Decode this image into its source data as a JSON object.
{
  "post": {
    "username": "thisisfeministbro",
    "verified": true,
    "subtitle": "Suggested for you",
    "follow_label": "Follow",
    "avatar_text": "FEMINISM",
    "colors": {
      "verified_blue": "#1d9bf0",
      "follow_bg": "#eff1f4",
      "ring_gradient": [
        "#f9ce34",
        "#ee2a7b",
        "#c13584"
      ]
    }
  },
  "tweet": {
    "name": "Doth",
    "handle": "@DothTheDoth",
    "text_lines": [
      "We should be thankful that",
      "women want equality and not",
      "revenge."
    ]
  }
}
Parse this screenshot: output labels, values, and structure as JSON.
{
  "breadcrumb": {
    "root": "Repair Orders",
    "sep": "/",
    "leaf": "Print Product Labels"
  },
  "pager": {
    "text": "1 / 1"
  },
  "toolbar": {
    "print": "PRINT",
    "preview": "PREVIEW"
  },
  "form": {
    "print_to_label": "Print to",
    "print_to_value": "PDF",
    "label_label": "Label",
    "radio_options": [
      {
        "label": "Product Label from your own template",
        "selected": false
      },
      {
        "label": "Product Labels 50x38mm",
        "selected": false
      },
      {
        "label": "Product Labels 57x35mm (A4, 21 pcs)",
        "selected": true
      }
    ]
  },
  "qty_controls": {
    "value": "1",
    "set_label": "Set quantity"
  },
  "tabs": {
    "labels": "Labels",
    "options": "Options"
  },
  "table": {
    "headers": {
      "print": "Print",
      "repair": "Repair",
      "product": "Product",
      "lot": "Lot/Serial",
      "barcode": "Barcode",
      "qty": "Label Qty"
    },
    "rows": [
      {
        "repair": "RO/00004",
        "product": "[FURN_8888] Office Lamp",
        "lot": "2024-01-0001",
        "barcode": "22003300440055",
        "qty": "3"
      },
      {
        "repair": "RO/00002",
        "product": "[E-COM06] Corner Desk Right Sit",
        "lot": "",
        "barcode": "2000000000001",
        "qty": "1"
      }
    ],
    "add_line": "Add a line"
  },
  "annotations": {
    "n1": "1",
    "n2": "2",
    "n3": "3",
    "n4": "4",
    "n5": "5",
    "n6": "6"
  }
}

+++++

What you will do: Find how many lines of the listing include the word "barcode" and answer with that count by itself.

Solution for this problem: 3